A focus on the state of the talent pipeline for traditional formal qualifications and ‘hard skills therefore risks dramatically understating the scale of impending skill set disruption if a large part of the existing subject knowledge of the current workforce will be outdated in just a few years.
If skills demand is evolving rapidly at an aggregate industry level, the degree of changing skills requirements within individual job families and occupations is even more pronounced (Figure 10).
For example, the increasing ubiquity of mobile internet combined with the coming-of-age of the Internet of Things promises to transform the daily routine of many frontline roles in the Sales and Related, Installation and Maintenance, and Manufacturing and Production job families across all industries, requiring a much higher level of technology literacy than in the past.
As an ancillary characteristic to increased automation in these fields, employees are expected to have more responsibilities related to equipment control and maintenance and problem-solving skills, as well as a broader general understanding of the work processes of their company or organization.

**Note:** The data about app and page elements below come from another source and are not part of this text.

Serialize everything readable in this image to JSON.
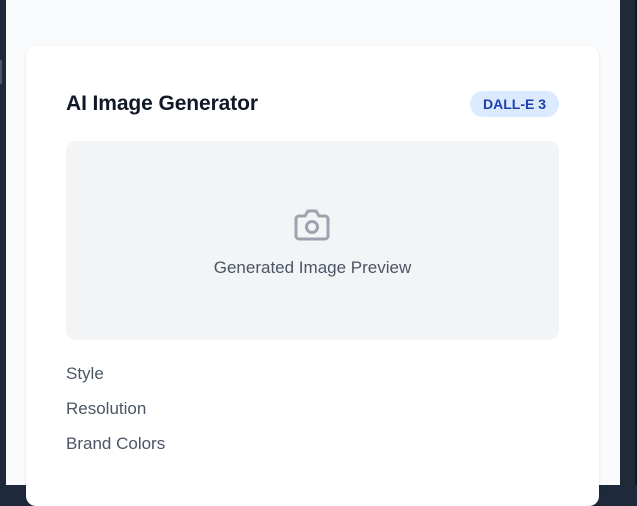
{
  "card": {
    "title": "AI Image Generator",
    "badge": "DALL-E 3"
  },
  "preview": {
    "icon": "camera-icon",
    "label": "Generated Image Preview"
  },
  "options": [
    {
      "label": "Style"
    },
    {
      "label": "Resolution"
    },
    {
      "label": "Brand Colors"
    }
  ],
  "colors": {
    "badge_bg": "#dbeafe",
    "badge_text": "#1e40af",
    "preview_bg": "#f3f4f6",
    "icon": "#9ca3af"
  }
}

Many formerly purely technical occupations are expected to show a new demand for creative and interpersonal skills.For example, technological disruptions such as robotics and machine learning—rather than completely replacing existing occupations and job categories—are likely to substitute specific tasks previously carried out as part of these jobs, freeing workers up to focus on new tasks and leading to rapidly changing core skill sets in these occupations.Even those jobs that are less directly affected by technological change and have a largely stable employment outlook—say, marketing or supply chain professionals targeting a new demographic in an emerging market—may require very different skill sets just a few years from now as the ecosystems within which they operate change.Overall, our respondents anticipate that a wide range of occupations will require a higher degree of cognitive abilities—such as creativity, logical reasoning and problem sensitivity—as part of their core skill set.More than half (52%, the bright blue part of the bar in Figure 10) of all jobs expected to require these cognitive abilities as part of their core skill set in 2020 do not yet do so today, or only to a much smaller extent.Beyond hard skills and formal qualifications, employers are often equally concerned about the work-related practical skills or competences that current employees (or prospective new hires) are able to use in order to perform various job tasks successfully.Focusing on a core set of 35 work-relevant skills and abilities that are widely used across all industry sectors and job families (see Figure 9)—derived from the same classification as our occupation-level data—the Report finds that these practical skills, too, will be subject to accelerating change and significant disruption in the immediate future.through visualization) and the amount of potentially useful digital information generated and stored keeps increasing exponentially.In the Consumer sector, for example, vast amounts of data will allow for increased sophistication in inventory management, customer segmentation and product personalization, involving some use and familiarity with technology by jobs at all levels, from retail assistant through to more senior positions.Future Problem Solving is a nonprofit educational corporation administering creative problem solving activities in Ohio and all over the world. The accelerating pace of technological, demographic and socio-economic disruption is transforming industries and business models, changing the skills that employers need and shortening the shelf-life of employees’ existing skill sets in the process.